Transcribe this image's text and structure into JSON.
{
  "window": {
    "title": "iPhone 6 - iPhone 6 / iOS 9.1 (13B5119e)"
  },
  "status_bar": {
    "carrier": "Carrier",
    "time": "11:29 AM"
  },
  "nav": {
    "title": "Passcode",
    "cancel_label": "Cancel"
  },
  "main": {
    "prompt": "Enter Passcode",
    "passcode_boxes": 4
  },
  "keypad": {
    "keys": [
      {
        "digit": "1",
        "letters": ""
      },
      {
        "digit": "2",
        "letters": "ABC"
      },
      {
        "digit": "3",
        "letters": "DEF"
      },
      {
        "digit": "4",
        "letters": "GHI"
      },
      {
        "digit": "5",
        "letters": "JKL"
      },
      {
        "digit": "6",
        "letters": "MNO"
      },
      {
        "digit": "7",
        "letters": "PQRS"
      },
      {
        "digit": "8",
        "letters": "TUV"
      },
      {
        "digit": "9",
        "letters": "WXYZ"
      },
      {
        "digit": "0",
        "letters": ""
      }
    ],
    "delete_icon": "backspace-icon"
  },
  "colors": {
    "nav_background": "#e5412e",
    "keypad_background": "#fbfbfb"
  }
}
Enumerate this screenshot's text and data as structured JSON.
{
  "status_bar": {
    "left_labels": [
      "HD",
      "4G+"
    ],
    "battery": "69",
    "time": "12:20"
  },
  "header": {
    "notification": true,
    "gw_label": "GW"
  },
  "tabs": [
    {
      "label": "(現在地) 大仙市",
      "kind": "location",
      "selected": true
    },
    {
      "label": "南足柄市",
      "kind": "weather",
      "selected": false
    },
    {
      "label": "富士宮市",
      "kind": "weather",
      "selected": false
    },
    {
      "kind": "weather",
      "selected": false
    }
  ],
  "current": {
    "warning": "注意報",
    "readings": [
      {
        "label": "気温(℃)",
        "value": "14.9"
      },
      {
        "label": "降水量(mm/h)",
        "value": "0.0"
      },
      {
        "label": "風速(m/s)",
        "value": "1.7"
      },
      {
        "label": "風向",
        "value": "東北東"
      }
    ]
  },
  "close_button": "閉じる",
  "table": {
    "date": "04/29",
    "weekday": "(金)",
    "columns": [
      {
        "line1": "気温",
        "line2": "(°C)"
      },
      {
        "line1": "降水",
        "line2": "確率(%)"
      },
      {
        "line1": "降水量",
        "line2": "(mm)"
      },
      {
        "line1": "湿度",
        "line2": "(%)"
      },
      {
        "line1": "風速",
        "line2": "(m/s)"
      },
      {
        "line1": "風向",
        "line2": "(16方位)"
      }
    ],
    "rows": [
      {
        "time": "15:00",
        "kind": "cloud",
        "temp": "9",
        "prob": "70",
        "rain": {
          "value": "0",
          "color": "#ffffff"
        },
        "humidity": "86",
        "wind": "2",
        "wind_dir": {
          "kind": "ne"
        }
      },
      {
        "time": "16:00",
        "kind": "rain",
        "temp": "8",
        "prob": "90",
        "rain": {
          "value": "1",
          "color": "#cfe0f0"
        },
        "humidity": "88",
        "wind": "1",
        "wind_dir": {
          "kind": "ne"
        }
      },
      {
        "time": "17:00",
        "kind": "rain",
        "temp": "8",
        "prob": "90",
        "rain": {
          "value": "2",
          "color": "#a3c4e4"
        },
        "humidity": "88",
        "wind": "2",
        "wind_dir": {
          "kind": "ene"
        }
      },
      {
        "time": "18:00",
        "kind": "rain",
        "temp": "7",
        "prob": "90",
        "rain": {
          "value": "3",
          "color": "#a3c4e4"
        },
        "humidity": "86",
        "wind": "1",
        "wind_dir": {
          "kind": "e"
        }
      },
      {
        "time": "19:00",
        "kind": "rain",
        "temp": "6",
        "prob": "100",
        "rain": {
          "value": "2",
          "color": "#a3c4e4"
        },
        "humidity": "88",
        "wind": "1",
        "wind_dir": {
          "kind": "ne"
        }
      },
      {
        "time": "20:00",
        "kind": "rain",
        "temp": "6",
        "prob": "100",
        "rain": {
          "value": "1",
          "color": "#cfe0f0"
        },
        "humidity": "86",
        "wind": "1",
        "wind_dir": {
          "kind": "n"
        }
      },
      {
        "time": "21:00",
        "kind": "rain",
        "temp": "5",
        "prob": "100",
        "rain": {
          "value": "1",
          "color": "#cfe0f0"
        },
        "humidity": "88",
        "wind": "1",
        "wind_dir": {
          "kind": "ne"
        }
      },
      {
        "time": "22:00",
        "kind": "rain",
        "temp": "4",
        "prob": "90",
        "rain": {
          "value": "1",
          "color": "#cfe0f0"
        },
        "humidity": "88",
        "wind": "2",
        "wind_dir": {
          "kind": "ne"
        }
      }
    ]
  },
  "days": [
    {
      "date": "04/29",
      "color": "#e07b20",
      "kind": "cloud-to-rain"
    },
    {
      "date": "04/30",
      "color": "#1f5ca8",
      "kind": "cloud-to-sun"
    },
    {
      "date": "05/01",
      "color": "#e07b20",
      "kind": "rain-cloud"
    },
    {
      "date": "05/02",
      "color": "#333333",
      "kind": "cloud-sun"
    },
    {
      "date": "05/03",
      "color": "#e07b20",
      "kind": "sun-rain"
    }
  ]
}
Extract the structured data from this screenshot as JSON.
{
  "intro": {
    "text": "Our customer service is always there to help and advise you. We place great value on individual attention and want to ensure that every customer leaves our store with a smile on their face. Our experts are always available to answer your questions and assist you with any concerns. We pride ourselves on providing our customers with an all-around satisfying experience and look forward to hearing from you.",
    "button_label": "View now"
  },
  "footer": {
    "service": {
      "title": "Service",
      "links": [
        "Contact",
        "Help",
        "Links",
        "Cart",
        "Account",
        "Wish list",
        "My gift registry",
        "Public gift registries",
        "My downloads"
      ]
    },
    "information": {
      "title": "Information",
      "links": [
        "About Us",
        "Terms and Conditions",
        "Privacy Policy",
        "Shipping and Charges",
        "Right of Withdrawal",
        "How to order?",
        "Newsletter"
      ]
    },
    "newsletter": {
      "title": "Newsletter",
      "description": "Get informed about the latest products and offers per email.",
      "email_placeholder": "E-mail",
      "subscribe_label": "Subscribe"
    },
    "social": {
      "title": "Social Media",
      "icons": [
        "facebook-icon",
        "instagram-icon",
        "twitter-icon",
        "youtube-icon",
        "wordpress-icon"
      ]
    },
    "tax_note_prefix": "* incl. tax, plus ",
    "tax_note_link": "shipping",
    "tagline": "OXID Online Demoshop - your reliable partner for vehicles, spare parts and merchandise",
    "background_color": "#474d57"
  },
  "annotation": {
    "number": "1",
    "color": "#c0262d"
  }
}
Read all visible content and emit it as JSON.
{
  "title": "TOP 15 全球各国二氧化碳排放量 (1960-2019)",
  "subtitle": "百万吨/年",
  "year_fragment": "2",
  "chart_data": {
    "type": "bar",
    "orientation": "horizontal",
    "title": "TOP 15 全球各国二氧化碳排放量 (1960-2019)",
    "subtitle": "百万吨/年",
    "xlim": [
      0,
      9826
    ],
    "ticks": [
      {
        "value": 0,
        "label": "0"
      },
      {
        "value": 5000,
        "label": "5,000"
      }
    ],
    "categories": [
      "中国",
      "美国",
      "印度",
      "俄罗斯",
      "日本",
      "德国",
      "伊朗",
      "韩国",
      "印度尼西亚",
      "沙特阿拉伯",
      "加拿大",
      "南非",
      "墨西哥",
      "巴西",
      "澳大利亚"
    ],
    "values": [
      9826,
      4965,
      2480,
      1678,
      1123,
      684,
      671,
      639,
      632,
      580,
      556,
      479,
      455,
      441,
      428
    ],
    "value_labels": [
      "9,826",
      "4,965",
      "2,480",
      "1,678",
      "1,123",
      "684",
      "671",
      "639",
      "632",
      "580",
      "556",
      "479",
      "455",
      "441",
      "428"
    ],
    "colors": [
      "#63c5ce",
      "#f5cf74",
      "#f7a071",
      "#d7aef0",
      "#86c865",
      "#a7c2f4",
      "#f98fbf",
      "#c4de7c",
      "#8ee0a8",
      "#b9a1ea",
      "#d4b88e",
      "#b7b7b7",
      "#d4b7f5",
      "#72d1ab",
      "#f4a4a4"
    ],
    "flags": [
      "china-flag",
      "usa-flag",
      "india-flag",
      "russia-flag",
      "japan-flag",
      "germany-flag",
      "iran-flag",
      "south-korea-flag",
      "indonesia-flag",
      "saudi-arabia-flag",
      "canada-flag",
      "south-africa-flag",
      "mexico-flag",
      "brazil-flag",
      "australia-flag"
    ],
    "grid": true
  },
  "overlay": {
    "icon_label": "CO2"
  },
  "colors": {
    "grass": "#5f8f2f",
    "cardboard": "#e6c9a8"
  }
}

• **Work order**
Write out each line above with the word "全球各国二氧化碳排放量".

• **Response area**
  "title": "TOP 15 全球各国二氧化碳排放量 (1960-2019)",
    "title": "TOP 15 全球各国二氧化碳排放量 (1960-2019)",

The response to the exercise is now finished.